Experiences with Tissue Culture and Pinguicula
by Edward Read – email@example.com
I put the technology of tissue culture to best use with Pinguicula by raising seedlings to a very large size in a small amount of time (fig. 3-5).
I first realized how much time could be saved when I was still a student at California State University of Fullerton. Leo Song asked me to germinate some hybrid seed for him in vitro. The seedlings were grown to a fair size in vitro and then planted out. I collected seed from these same plants only six months after I put them in vitro! The latest similar experience was with some hybrid seed of P. gigantea X P. hemiepiphitica. After only four and a half months (138 days) in vitro I had plants flowering in the containers (fig. 6). I unfortunately don’t have these same results with every specimen, but I do regularly have high success in germinating fresh seed and growing the plants close to adult size in less than 6 months. I typically take seedlings out of their containers after 4 months because the container lids are ready to pop off (fig. 7).
Plant multiplication is the most common use for the technology. Winter leaves are easy explants. I can easily say that I have many more Pinguicula in tissue culture containers than in my greenhouse (fig. 1).
I have been able to multiply newly acquired species thus increasing my chances of not loosing them (fig 8-10). My problem is not knowing when to stop dividing the cultures. For example, one year I had 20 containers of P. esseriana. It was impossible to count how many plants were in each container because they were small plants and they completely filled the containers. How many plants of Drosera regia could one possibly need (fig. 11)?

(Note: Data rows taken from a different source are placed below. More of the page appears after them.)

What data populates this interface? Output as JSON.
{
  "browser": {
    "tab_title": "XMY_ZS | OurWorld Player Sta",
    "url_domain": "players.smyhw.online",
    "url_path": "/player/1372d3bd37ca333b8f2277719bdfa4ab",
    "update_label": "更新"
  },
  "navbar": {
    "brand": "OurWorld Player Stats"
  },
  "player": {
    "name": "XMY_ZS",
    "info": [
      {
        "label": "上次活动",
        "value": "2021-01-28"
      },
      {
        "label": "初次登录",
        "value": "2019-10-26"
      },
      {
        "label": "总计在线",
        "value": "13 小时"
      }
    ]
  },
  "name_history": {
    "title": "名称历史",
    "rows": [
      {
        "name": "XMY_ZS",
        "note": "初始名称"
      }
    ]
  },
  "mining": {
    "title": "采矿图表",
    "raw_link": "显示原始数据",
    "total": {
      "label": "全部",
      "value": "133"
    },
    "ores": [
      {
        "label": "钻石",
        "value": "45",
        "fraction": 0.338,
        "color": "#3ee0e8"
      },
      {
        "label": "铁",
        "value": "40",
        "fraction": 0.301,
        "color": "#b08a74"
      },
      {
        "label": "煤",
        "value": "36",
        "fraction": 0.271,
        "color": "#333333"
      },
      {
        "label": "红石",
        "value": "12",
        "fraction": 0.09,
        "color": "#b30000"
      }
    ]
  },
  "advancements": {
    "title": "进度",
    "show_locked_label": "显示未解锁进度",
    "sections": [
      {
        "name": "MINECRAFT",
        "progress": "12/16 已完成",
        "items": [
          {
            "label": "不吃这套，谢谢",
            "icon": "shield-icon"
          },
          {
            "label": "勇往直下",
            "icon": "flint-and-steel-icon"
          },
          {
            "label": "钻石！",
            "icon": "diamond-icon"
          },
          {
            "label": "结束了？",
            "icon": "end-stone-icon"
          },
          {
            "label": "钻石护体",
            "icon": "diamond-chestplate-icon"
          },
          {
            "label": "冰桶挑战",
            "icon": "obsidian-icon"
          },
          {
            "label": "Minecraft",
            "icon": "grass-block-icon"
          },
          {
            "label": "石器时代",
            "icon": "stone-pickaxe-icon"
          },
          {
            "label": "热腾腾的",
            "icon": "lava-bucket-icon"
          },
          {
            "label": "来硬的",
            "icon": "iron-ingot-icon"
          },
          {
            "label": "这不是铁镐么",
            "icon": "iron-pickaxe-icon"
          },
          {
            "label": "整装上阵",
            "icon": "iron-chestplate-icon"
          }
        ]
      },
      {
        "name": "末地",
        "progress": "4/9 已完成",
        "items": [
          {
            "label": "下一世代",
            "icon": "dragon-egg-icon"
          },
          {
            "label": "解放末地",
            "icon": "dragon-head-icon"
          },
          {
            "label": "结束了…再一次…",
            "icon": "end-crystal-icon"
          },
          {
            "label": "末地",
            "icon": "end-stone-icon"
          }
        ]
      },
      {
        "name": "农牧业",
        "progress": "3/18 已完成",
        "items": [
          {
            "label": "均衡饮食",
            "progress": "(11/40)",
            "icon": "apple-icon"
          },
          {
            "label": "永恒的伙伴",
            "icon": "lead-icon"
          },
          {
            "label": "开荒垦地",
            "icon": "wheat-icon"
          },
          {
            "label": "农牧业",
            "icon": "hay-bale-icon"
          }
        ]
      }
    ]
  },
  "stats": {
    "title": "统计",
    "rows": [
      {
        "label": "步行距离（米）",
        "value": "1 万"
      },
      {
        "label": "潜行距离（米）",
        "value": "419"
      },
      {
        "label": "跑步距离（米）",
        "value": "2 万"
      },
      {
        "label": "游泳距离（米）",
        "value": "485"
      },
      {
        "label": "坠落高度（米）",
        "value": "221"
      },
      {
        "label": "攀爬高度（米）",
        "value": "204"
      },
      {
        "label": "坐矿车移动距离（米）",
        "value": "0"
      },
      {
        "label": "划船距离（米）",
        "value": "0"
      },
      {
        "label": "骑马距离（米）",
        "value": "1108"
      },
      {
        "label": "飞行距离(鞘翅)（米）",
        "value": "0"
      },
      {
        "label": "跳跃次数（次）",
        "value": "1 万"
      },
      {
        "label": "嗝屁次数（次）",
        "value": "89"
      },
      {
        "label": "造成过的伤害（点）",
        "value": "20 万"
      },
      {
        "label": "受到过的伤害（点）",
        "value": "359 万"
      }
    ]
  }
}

In my experience, Mexican Pinguicula are the easiest to take out of the humid sterile containers and pot into “soil.” Just treat the material as you would leaf cuttings.
There are many great resources for learning this technique. I would stress a few steps that I feel are very important and often overlooked. Read the whole book! You can have success without an expensive flow hood, but get yourself one if you see that you will be doing this for years to come (fig. 2).
Use Tween20 or another similar detergent along with the sterilization solution. Make a lot of sterile rinse water. Rinse your seeds or explants three times! Rinse once for one minute, rinse again for 10 minutes, and then again for a longer period. Let your seeds sit overnight in the rinse, they like it. Don’t put too much material (seeds, explants, paper) in the rinse. Good sterile technique comes with practice and attitude. If you are not having success, give yourself a break and get some material already in vitro to practice with. Nothing is worse than waiting for seeds to germinate that never do or watching your precious explants go up in a cloud of spores time after time. If you did well in your chemistry labs, you should know everything you need for a safe experience.
Good luck and don’t forget to read the whole book and rinse 3X.